SURVIVORS FORCED TO LOBBY FOR CHANGE AS BEREJIKLIAN GOVERNMENT FAILS TO DELIVER TO SEXUAL ASSAULT ST
NSW Labor has slammed the Berejiklian Government for referring consent laws in NSW to the Australian Law Reform Commission and failing to release its long overdue Sexual Assault Strategy, letting survivors down.
Earlier today NSW Attorney-General Mark Speakman announced that consent laws would be referred to the Australian Law Reform Commission after a Four Corners report on the ordeal of Saxon Mullins, who accused a man of raping her in 2013, drawing national attention last night.
The Minister for the Prevention of Domestic Violence and Sexual Assault promised that a Sexual Assault Strategy would be completed by April 2016, but in the last two years the Government has only produced a draft strategy which is believed to have been broadly panned by stakeholders. The last progress report on the NSW Sexual Assault Strategy was released in December 2016.
Instead of meeting their commitment to develop a Sexual Assault Strategy, the Government is only making one-off reactive announcements in response to public cases.
Labor is calling on the Berejiklian Government to cease its chronic inaction and commit to actions which assist sexual assault survivors without them having to put themselves in the national spotlight.
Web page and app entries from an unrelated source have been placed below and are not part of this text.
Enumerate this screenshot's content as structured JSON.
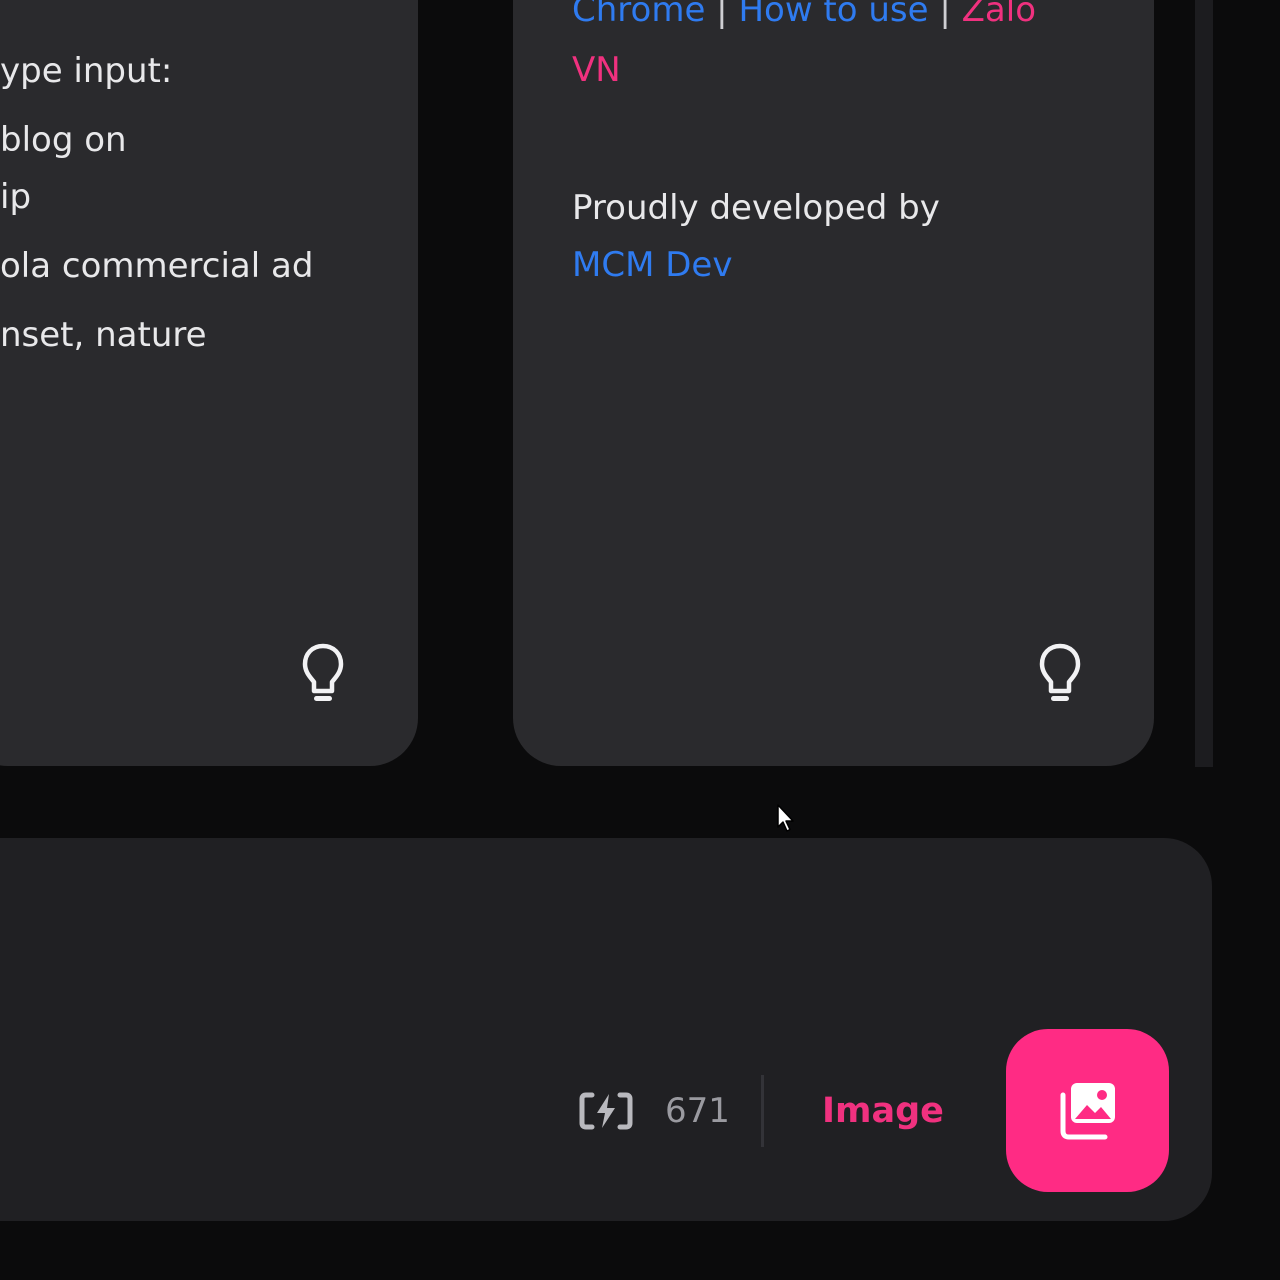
{
  "left_card": {
    "lines": [
      "ype input:",
      " blog on",
      "ip",
      "ola commercial ad",
      "nset, nature"
    ],
    "icon": "lightbulb-icon"
  },
  "right_card": {
    "links": {
      "chrome": "Chrome",
      "sep1": " | ",
      "how_to_use": "How to use",
      "sep2": " | ",
      "zalo": "Zalo",
      "vn": "VN"
    },
    "credit_text": "Proudly developed by",
    "credit_link": "MCM Dev",
    "icon": "lightbulb-icon"
  },
  "composer": {
    "credits_icon": "bolt-credits-icon",
    "credits_count": "671",
    "mode_label": "Image",
    "generate_icon": "image-gallery-icon"
  },
  "colors": {
    "accent": "#ff2b84",
    "link_blue": "#2f7bf0",
    "link_pink": "#f0317f",
    "card_bg": "#2a2a2d",
    "panel_bg": "#202023",
    "page_bg": "#0b0b0c"
  }
}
Quotes attributable to Shadow Minister for the Prevention of Domestic Violence and Sexual Assault Jenny Aitchison "The Berejiklian Government is in policy inertia. They have consistently failed to do anything other than put up piecemeal announcements when their hands are forced in light of the public outrage when survivors have the courage to tell their stories. "Everyone has been inspired by the enormous courage of Saxon Mullins in sharing her story with the nation. It is stories like hers which will help others who suffer the same plight, however it should not be up to survivors to have relive their trauma on national television to force action from our governments on sexual assault. "Survivors should not be forced to make their stories public while the government is in a deep inertia, refusing to properly resource a sexual assault strategy."